Murphy said he missed work for 17 days that he would normally be out delivering. He did eventually receive a check for $622 “ but he estimates the prolonged account deactivation amounted to a $1,000 net loss, even after the payment.
“I regret asking for the assistance, even though I needed it to pay rent,” Murphy said.
A spokesperson for San Francisco-based DoorDash said in most cases medically-cleared drivers, known as Dashers, are able to get back online within 24 hours.
When a Dasher submits a qualifying claim, our team works quickly to process their two weeks’ of earning replacement and suspend their Dasher account to protect the DoorDash community, she said.
DoorDash has dedicated specific team members to process requests for financial assistance and reactivations after Dashers are medically cleared.
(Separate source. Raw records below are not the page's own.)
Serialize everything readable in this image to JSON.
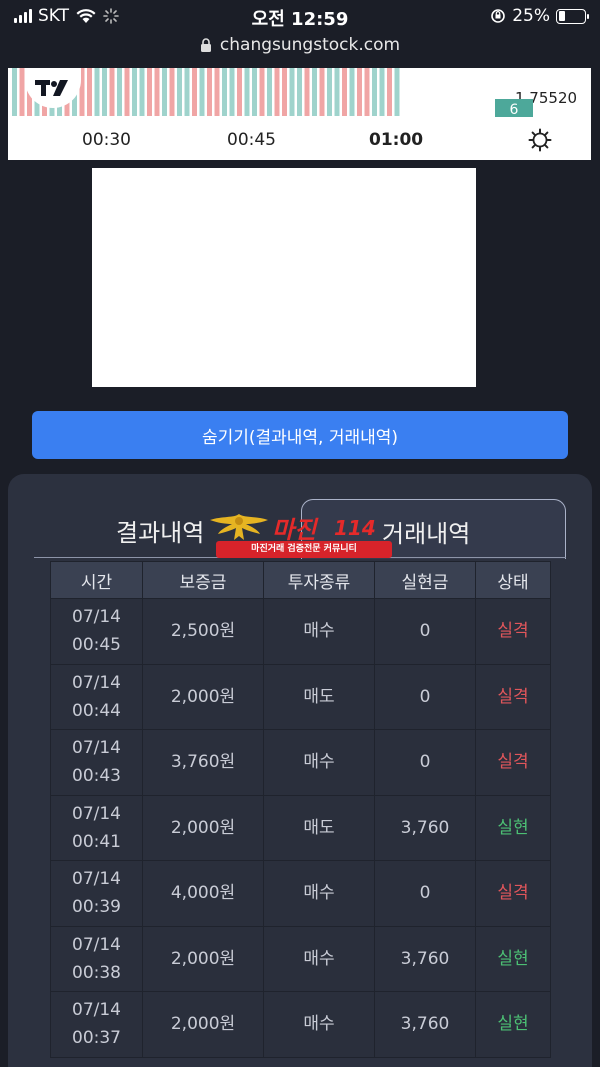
{
  "status_bar": {
    "carrier": "SKT",
    "time": "오전 12:59",
    "battery": "25%",
    "battery_level": 0.25
  },
  "browser": {
    "url": "changsungstock.com"
  },
  "chart": {
    "price": "1.75520",
    "badge": "6",
    "times": [
      "00:30",
      "00:45",
      "01:00"
    ]
  },
  "toggle_button": {
    "label": "숨기기(결과내역, 거래내역)"
  },
  "tabs": {
    "result": "결과내역",
    "trade": "거래내역"
  },
  "watermark": {
    "title": "마진",
    "number": "114",
    "subtitle": "마진거래 검증전문 커뮤니티"
  },
  "table": {
    "headers": [
      "시간",
      "보증금",
      "투자종류",
      "실현금",
      "상태"
    ],
    "rows": [
      {
        "date": "07/14",
        "time": "00:45",
        "deposit": "2,500원",
        "type": "매수",
        "realized": "0",
        "status": "실격"
      },
      {
        "date": "07/14",
        "time": "00:44",
        "deposit": "2,000원",
        "type": "매도",
        "realized": "0",
        "status": "실격"
      },
      {
        "date": "07/14",
        "time": "00:43",
        "deposit": "3,760원",
        "type": "매수",
        "realized": "0",
        "status": "실격"
      },
      {
        "date": "07/14",
        "time": "00:41",
        "deposit": "2,000원",
        "type": "매도",
        "realized": "3,760",
        "status": "실현"
      },
      {
        "date": "07/14",
        "time": "00:39",
        "deposit": "4,000원",
        "type": "매수",
        "realized": "0",
        "status": "실격"
      },
      {
        "date": "07/14",
        "time": "00:38",
        "deposit": "2,000원",
        "type": "매수",
        "realized": "3,760",
        "status": "실현"
      },
      {
        "date": "07/14",
        "time": "00:37",
        "deposit": "2,000원",
        "type": "매수",
        "realized": "3,760",
        "status": "실현"
      }
    ]
  },
  "colors": {
    "accent": "#3a7ff1",
    "loss": "#e0565b",
    "win": "#4cbf74",
    "candle_up": "#9fd3cc",
    "candle_down": "#f0a5a5"
  }
}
The company has added additional team members to that group since the start of the pandemic, she noted, adding that significant delays are not widespread.
DoorDash declined to specify the number of couriers who have requested financial assistance since the start of the pandemic. DoorDash counted nearly 3 million people who provided services, or “Dashed,” during the third quarter, earning over $2.8 billion for drivers. The company reports fourth-quarter results on Feb. 16.
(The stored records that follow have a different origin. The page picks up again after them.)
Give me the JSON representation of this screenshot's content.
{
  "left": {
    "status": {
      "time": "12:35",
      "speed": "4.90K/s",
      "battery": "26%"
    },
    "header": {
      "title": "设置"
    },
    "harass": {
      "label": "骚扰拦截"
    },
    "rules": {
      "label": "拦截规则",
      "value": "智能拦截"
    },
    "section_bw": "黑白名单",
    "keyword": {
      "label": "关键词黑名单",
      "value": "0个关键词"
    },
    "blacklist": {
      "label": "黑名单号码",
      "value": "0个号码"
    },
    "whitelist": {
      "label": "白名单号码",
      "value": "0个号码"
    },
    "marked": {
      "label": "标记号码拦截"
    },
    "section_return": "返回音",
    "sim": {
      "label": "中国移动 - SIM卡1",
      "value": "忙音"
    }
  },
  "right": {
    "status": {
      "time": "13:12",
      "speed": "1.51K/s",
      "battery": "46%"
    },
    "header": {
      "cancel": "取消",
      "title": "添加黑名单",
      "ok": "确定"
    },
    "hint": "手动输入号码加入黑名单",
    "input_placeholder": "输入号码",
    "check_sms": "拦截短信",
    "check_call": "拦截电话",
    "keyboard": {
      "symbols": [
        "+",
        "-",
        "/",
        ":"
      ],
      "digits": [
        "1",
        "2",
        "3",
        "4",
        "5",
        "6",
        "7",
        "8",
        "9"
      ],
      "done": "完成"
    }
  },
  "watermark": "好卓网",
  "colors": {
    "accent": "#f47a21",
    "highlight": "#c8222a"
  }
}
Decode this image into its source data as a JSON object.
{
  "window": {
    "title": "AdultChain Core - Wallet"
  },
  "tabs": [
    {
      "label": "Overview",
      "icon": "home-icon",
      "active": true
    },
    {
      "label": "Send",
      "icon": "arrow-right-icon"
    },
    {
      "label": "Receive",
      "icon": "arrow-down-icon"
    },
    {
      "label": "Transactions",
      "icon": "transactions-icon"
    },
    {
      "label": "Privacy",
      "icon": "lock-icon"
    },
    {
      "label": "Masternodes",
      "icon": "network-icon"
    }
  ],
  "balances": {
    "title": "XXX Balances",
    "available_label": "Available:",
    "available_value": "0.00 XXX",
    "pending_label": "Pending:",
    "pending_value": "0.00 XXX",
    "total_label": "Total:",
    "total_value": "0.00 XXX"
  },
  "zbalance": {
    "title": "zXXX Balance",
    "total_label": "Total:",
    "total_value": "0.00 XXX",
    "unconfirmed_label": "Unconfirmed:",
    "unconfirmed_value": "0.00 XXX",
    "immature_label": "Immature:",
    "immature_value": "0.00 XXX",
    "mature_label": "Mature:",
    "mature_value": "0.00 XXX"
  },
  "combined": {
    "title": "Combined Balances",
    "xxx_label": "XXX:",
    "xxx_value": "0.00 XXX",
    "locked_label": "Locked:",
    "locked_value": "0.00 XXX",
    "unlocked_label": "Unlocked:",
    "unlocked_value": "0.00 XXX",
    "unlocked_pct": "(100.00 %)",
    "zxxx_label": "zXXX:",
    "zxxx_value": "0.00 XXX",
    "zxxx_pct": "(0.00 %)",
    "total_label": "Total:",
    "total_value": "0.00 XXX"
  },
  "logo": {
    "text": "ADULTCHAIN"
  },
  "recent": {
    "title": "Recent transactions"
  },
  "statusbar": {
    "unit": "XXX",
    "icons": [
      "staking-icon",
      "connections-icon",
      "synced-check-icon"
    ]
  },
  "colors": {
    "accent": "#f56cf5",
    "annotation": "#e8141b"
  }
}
‘MY ONLY SOURCE OF INCOME’
Getting financial assistance or paid sick leave for a COVID-related absence is especially hard for gig workers who lack employee benefits.
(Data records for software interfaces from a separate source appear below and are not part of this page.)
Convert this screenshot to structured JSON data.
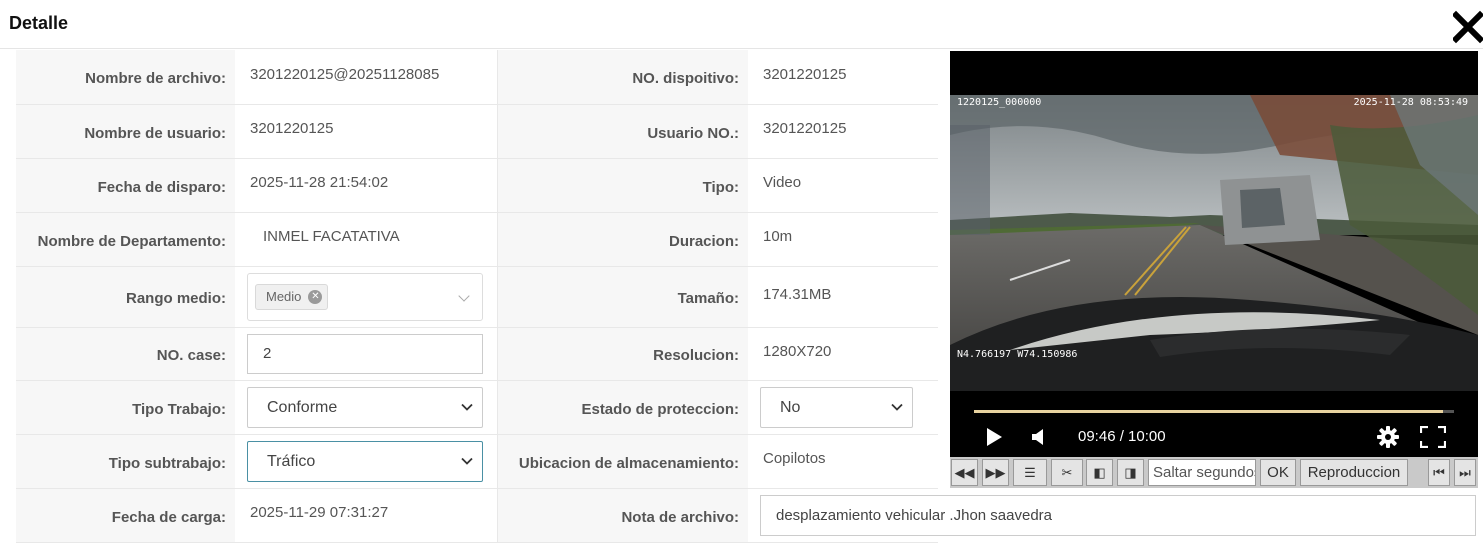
{
  "header": {
    "title": "Detalle"
  },
  "fields": {
    "nombre_archivo": {
      "label": "Nombre de archivo:",
      "value": "3201220125@20251128085"
    },
    "no_dispositivo": {
      "label": "NO. dispoitivo:",
      "value": "3201220125"
    },
    "nombre_usuario": {
      "label": "Nombre de usuario:",
      "value": "3201220125"
    },
    "usuario_no": {
      "label": "Usuario NO.:",
      "value": "3201220125"
    },
    "fecha_disparo": {
      "label": "Fecha de disparo:",
      "value": "2025-11-28 21:54:02"
    },
    "tipo": {
      "label": "Tipo:",
      "value": "Video"
    },
    "nombre_departamento": {
      "label": "Nombre de Departamento:",
      "value": "INMEL FACATATIVA"
    },
    "duracion": {
      "label": "Duracion:",
      "value": "10m"
    },
    "rango_medio": {
      "label": "Rango medio:",
      "tag": "Medio"
    },
    "tamano": {
      "label": "Tamaño:",
      "value": "174.31MB"
    },
    "no_case": {
      "label": "NO. case:",
      "value": "2"
    },
    "resolucion": {
      "label": "Resolucion:",
      "value": "1280X720"
    },
    "tipo_trabajo": {
      "label": "Tipo Trabajo:",
      "value": "Conforme"
    },
    "estado_proteccion": {
      "label": "Estado de proteccion:",
      "value": "No"
    },
    "tipo_subtrabajo": {
      "label": "Tipo subtrabajo:",
      "value": "Tráfico"
    },
    "ubicacion": {
      "label": "Ubicacion de almacenamiento:",
      "value": "Copilotos"
    },
    "fecha_carga": {
      "label": "Fecha de carga:",
      "value": "2025-11-29 07:31:27"
    },
    "nota": {
      "label": "Nota de archivo:",
      "value": "desplazamiento vehicular .Jhon saavedra"
    }
  },
  "video": {
    "overlay_left": "1220125_000000",
    "overlay_right": "2025-11-28 08:53:49",
    "overlay_gps": "N4.766197 W74.150986",
    "time": "09:46 / 10:00",
    "progress": 0.977
  },
  "toolbar": {
    "seek_placeholder": "Saltar segundos",
    "ok_label": "OK",
    "play_label": "Reproduccion"
  },
  "colors": {
    "progress": "#e8d3a0",
    "focus_border": "#4a90a4"
  }
}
Uber Technologies discontinued its COVID financial assistance policy for drivers in August of 2021. Lyft, Grubhub, and Instacart still provide COVID sick pay and, like DoorDash, temporarily suspend workers’ accounts after they request financial assistance, according to company spokespeople.
“Nobody forces (gig economy companies) to support the workers, because we’re not employees,” said Gustavo Ajche, a DoorDash courier in New York City and member of labor organization Los Deliveristas Unidos.
App-based delivery companies treat couriers as independent contractors. DoorDash agreed in November to pay more than $5 million to settle an investigation by San Francisco into alleged labor law violations. The city alleged DoorDash was violating its healthcare benefit and paid sick leave laws by misclassifying workers as independent contractors, rather than employees.
Complaints among DoorDash couriers about account suspensions and delays increased in late 2021 with the rise of Omicron, according to social media posts.
Chris Lewis, of Long Beach, California, requested COVID financial assistance on Jan. 4. Emails seen by Reuters show he did not receive a response from the company asking him to verify his positive COVID test until Jan 18.
Lewis, who has already recovered from COVID, finally found out he is eligible for financial assistance on Jan. 28.
Allie, a DoorDash driver in the Minneapolis suburbs, submitted a request to the company for COVID financial assistance when she tested positive just before Christmas. Her DoorDash account has been suspended for over four weeks, and she has yet to receive any sick pay, which she estimates amounts to $2,000 in lost income.
“I do not wish to proceed with the financial assistance,” she wrote in an email to DoorDash’s support team on Jan. 14, “as I am losing more money by not dashing and this is my only source of income.”
(Reporting by Danielle Kaye; Editing by Vanessa O’Connell and Bill Berkrot)